Other names: adzhapsandal
Until recently, most Georgian homes had a fire in the center of the large communal room with a shwatzetzkhli (large copper pot) hung by a chain from the ceiling, in which various stews were simmered, the main course of many meals. Outside was a clay oven, used to bake breads and casseroles. Vegetable dishes were either cooked in the pot or, pess commonly, baked in the oven. The most popular of these stews is adzhapsandali (Adzha is a province on the Black Sea). Some versians are soupy, while others are dry. Aubergine / eggplant, introduced by the Persians and subsequently becoming the Georgians' favorite vegetable, is commonly the heart of adzhapsandali; other produce is added depending on its availability and the discretion of the cook.
What distinguishes the stews of Georgian cookery from other vegetable stews is the large amount of fresh herbs and a kick from cayenne. Georgian Jews enjoy this lively stew hot on Sukkot and Friday night or at room temperature for Sabbath lunch. Adzhapsandali is served as a main course or a sude dish, typically accompanied with khachapuri (filled pastries) or mchadi (corn cakes).

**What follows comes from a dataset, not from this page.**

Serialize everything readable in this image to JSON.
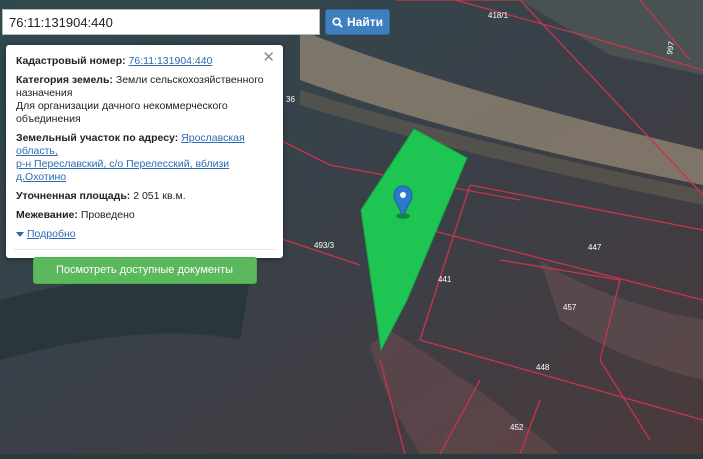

Gil Marks, Encyclopedia of Jewish food
- 1 lb. aubergine / eggplant
- 1 large boiling potato
- 1 medium onion, peeled and chopped
- 2 tbsp. oil
- 1-1/2 lbs. tomatoes
- 1 medium green pepper, cored, seeded, and chopped
- 4 garlic cloves, peeled and chopped
- Generous 2 tbsp. minced dill
- Generous 2 tbsp. minced corianda / cilantro
- Generous 2 tbsp. minced parsley
- Generous 2 tbsp. minced basil
- 3/4 tsp. salt
- 1/4 tsp. paprika
- 1/4 tsp. cayenne (or less, to taste)
- 1/4 tsp. freshly ground black pepper
Serves 4 to 6.
Pierce the aubergine / eggplant and bake it in a preheated 190°C / 375°F oven for 35 to 40 minutes, until tender. Allow to cool.
Meanwhile, boil the potato in salted water until just tender. Cool, then peel and cube.
Sauté the onion in the oil until soft.